If there were any doubts about where Google goes from here, and what Apple is trying to become, look no further than Eric Schmidt's resignation from Apple's board.
I, and so many others, have been calling for Schmidt's departure for months.Google's foray into the mobile phone world with its operating system Android was bad enough.
But then, a joint hardware deal with HTC and T-Mobile for the G1 smart phone made it all the worse. Oh, but that was merely the beginning. Mix in a little Chrome operating system for new netbooks and the conflicts of interest became too much to ignore.
Last Friday was the tipping point when the FCC launched an inquiry into Apple's decision to prevent Google Voice and related third party applications from being listed on Apple's wildly popular App Store. Neither of these companies need any more government scrutiny, since the feds are already taking an interest in Schmidt - and Arthur Le vinson - sharing seats on both companies' boards of directors. (Al Gore serves on Apple's board and is also a special adviser to Schmidt.)
Schmidt has routinely and publicly dismissed the critics, saying he simply recuses himself from discussions involving Apple's iPhone. But that was always a red herring since Steve Jobs has maintained that iPhone is the critical platform for Apple's future. In fact, last quarter the device surpassed iPod as Apple's second biggest revenue generator behind the Mac.
And yet, Schmidt, as late as this past Saturday in an interview with The San Jose Mercury News, reiterated the benefits of his cozy relationship with Apple and how it benefited both companies.

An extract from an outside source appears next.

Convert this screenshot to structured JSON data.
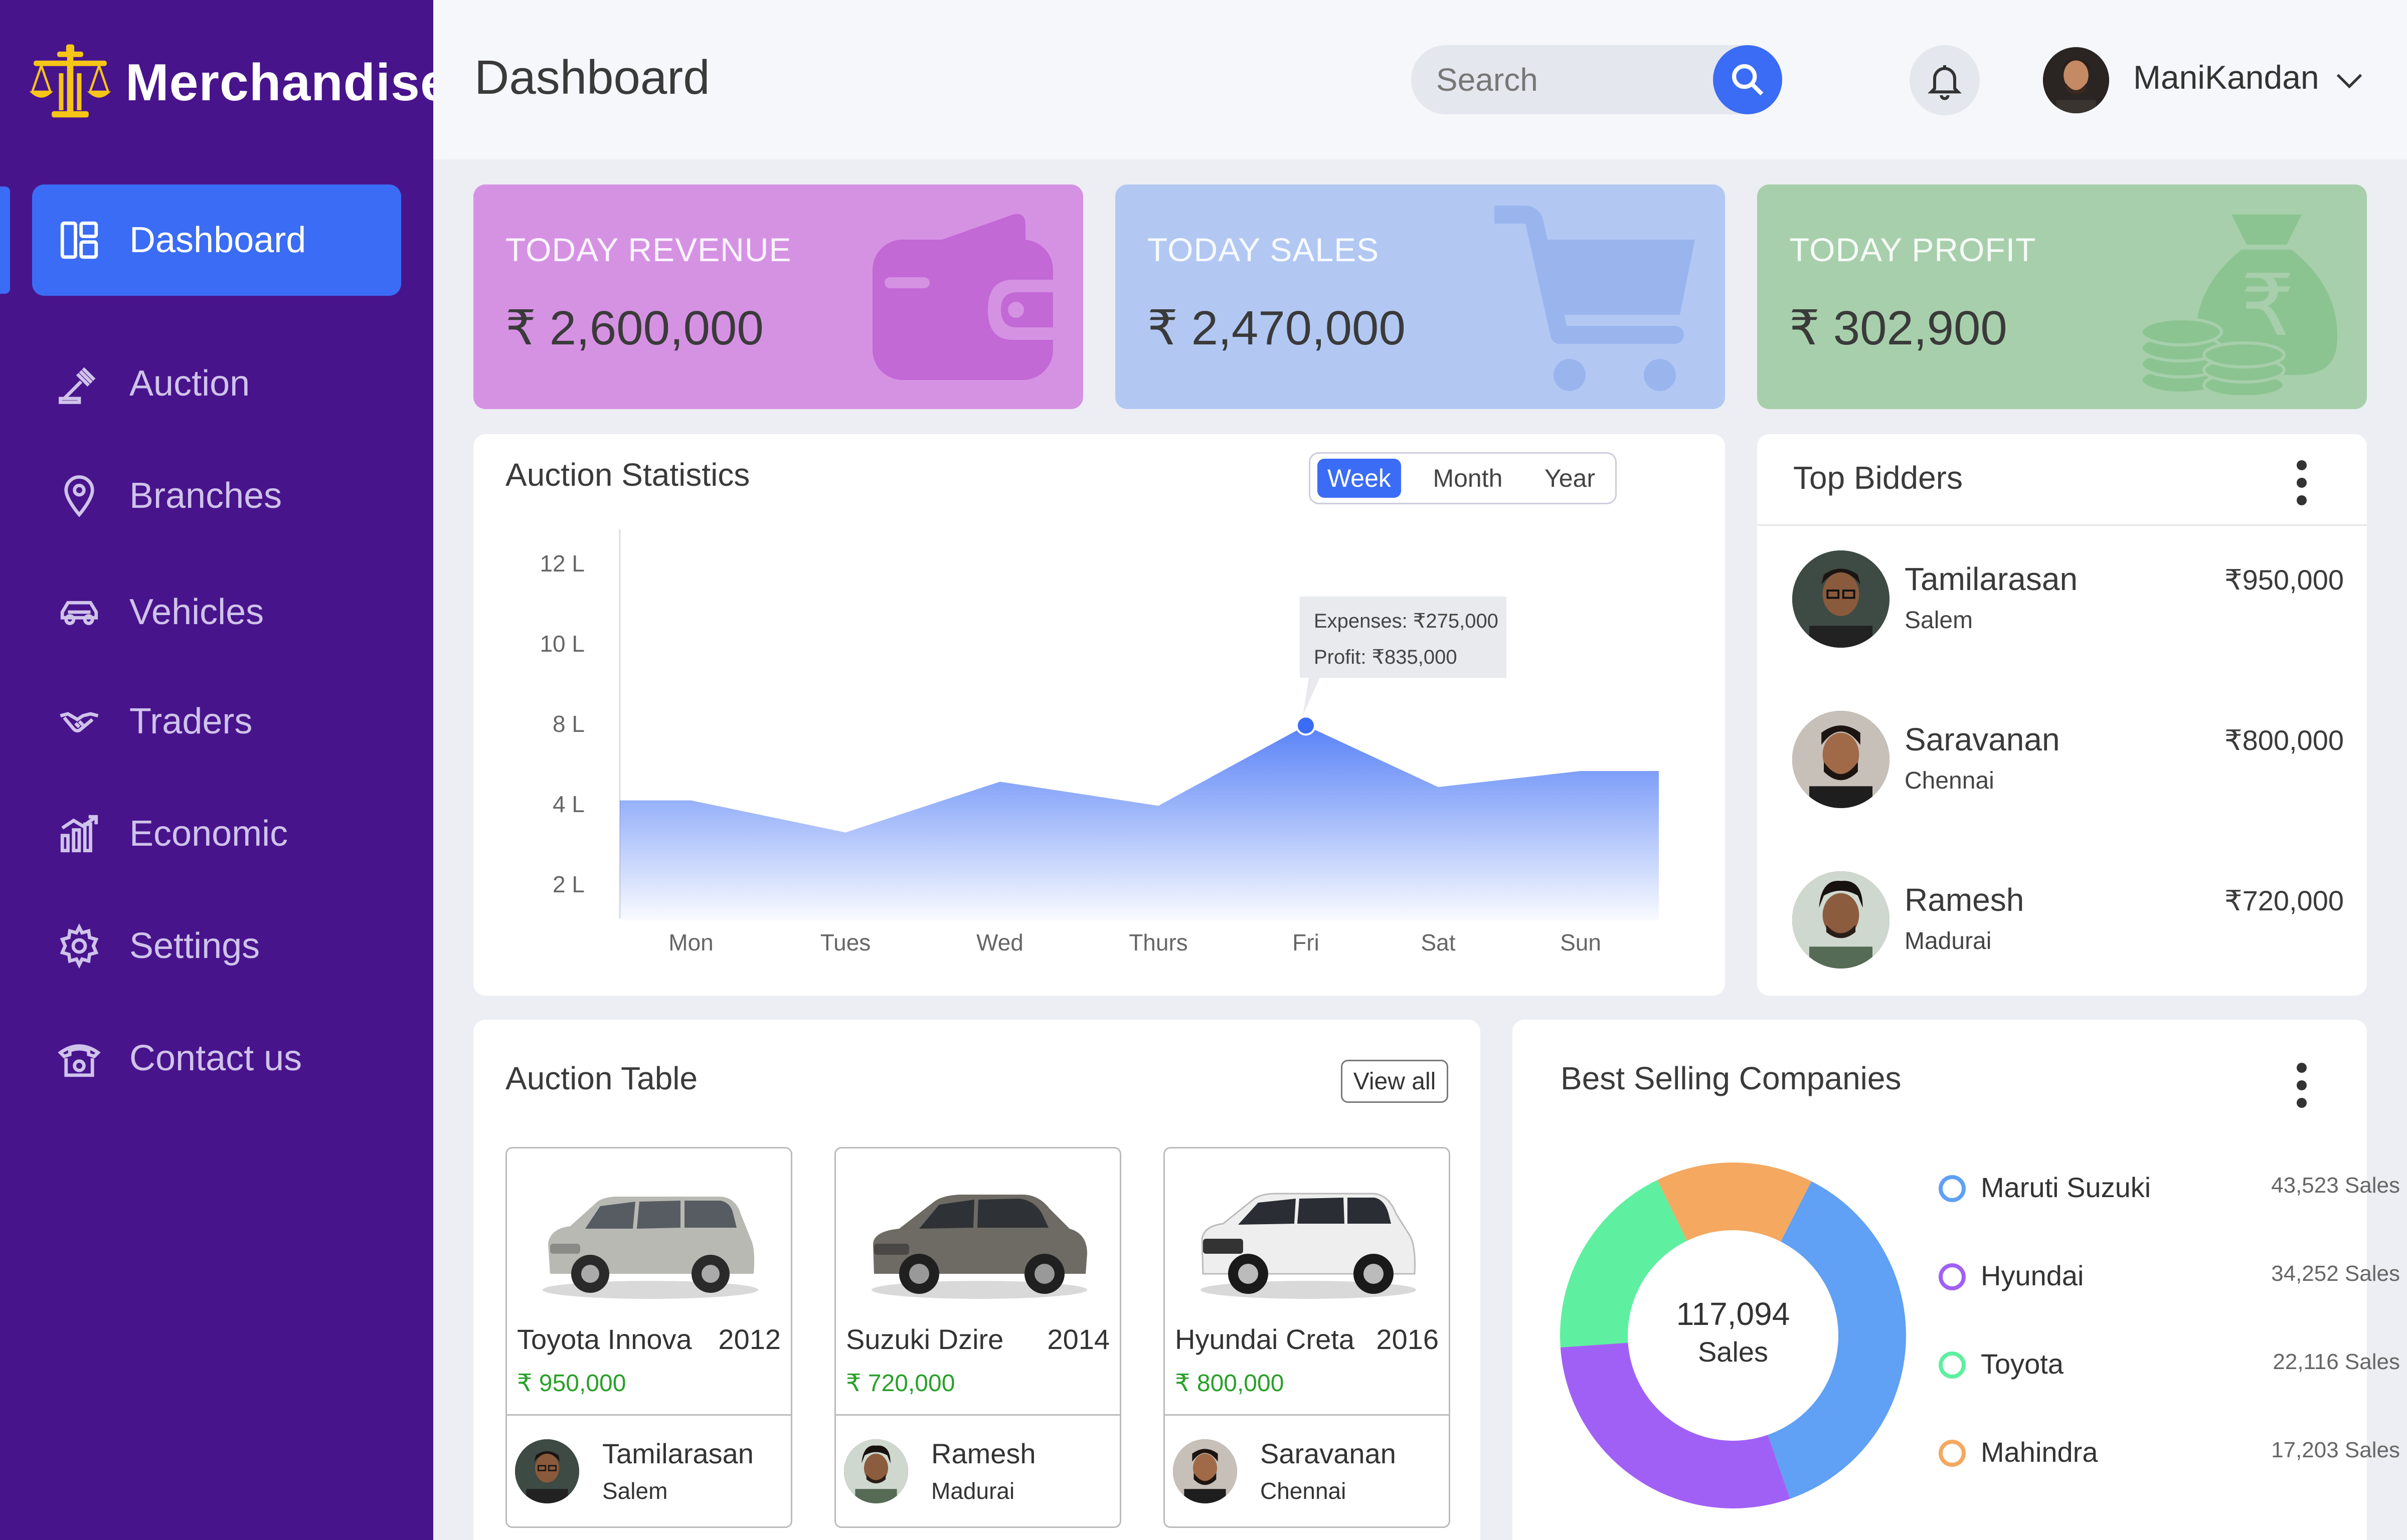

The fact is, mobile anything is where the action is with Tech right now, so it stands to reason that so many big names in so many sectors of technology are gravitating that way. But for Schmidt to dismiss critics of his role on Apple's board always smacked of hubris to me. Board members are expected to occasionally recuse themselves from issues -- especially here in Silicon Valley where so many companies experience various shades of overlap. But Schmidt's regular, and increasing recusals, were always a problem, and Apple investors deserved more.